The National Park Service has pushed back its expectation for pinnacle cherry bloom sprouts in Washington, D.C's. Tidal Basin.
On March 1, the NPS anticipated that the capital's cherry bloom trees would achieve their pinnacle blossom between March 17 and 20. Be that as it may, on Monday, the administration pushed back its forecast by 10 days.
The D.C. cherry bloom trees are presently anticipated that would achieve their pinnacle sprout from March 27 through 31. The NPS characterizes "crest sprout" as the time when 70 percent of the region's Yoshino cherry blooms are blossomed.
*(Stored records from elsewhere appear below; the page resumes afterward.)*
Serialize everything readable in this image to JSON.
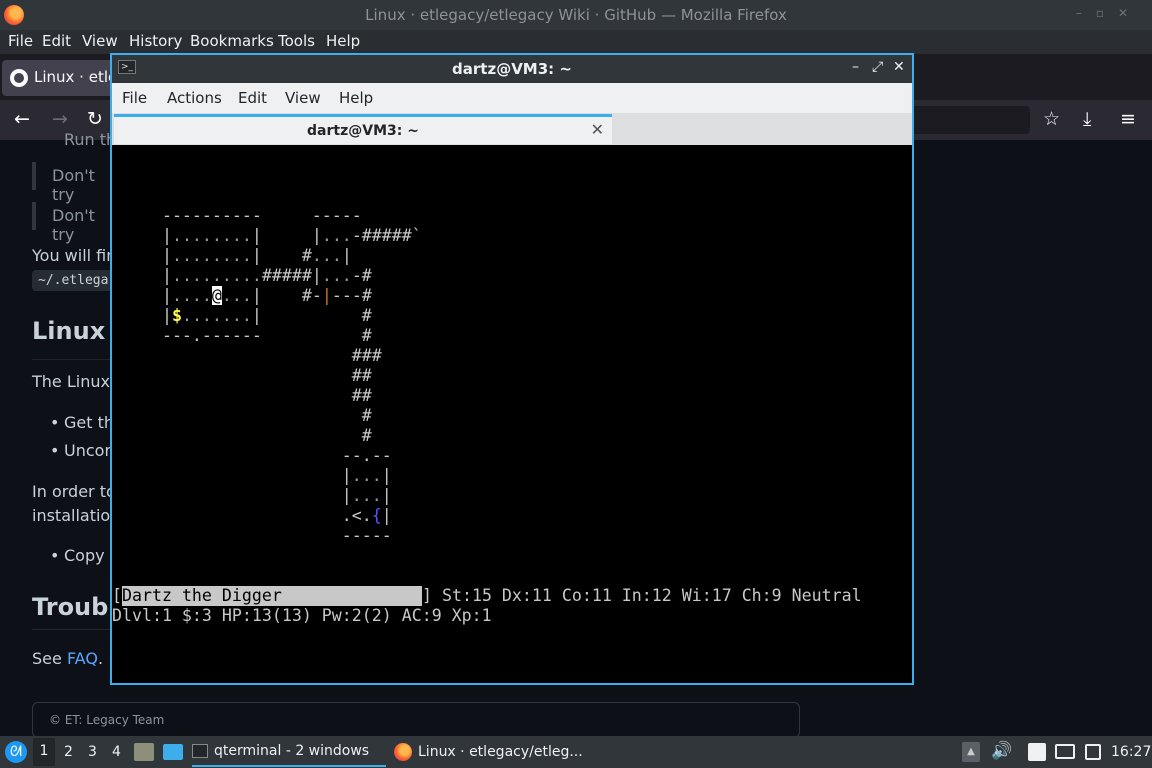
{
  "firefox": {
    "window_title": "Linux · etlegacy/etlegacy Wiki · GitHub — Mozilla Firefox",
    "menu": [
      "File",
      "Edit",
      "View",
      "History",
      "Bookmarks",
      "Tools",
      "Help"
    ],
    "tab_label": "Linux · etleg",
    "page": {
      "partial_top": "Run th",
      "quote1": "Don't try",
      "quote2": "Don't try",
      "you_will_find": "You will find",
      "code_path": "~/.etlega",
      "heading_linux": "Linux A",
      "linux_para": "The Linux a",
      "bullet1": "Get the",
      "bullet2": "Uncom",
      "in_order": "In order to",
      "installation": "installation.",
      "bullet3": "Copy t",
      "heading_trouble": "Trouble",
      "see": "See ",
      "faq_link": "FAQ",
      "faq_period": ".",
      "footer": "© ET: Legacy Team"
    }
  },
  "terminal": {
    "window_title": "dartz@VM3: ~",
    "menu": [
      "File",
      "Actions",
      "Edit",
      "View",
      "Help"
    ],
    "tab_label": "dartz@VM3: ~",
    "status_name": "Dartz the Digger",
    "status_stats": "] St:15 Dx:11 Co:11 In:12 Wi:17 Ch:9 Neutral",
    "status_line2": "Dlvl:1 $:3 HP:13(13) Pw:2(2) AC:9 Xp:1"
  },
  "taskbar": {
    "desktops": [
      "1",
      "2",
      "3",
      "4"
    ],
    "task_terminal": "qterminal - 2 windows",
    "task_firefox": "Linux · etlegacy/etleg...",
    "clock": "16:27"
  }
}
Because of unpredicted chilly climate in the territory over the previous weeks, the buds on the trees remain firmly closed.
"When we go out and take a gander at the trees, they are still in that first stage — that green bud stage — and the temperatures estimated for throughout the following week to 10 days don't demonstrate that we will get the temperatures we have to get us over that protuberance in the following week," Mike Litterst, representative for the NPS, told WTOP.
It's normal for forecasters to change their expectations of the blossom. The NPS expresses that it can't be certain of its expectation until around 10 days before pinnacle sprout. And still, after all that, very late, extraordinary changes in climate can definitely change predictions.
The rescheduling returns the blossoms on track with recorded patterns. In spite of the fact that pinnacle sprouts have occurred as ahead of schedule as March 15 and as late as April 18, the most recent seven day stretch of March and the principal seven day stretch of April are the most widely recognized times.
Once the cherry blooms blossom, they stay on the trees for around 10 days, the NPS said.
This year's Cherry Blossom Festival will happen in the capital through April 15.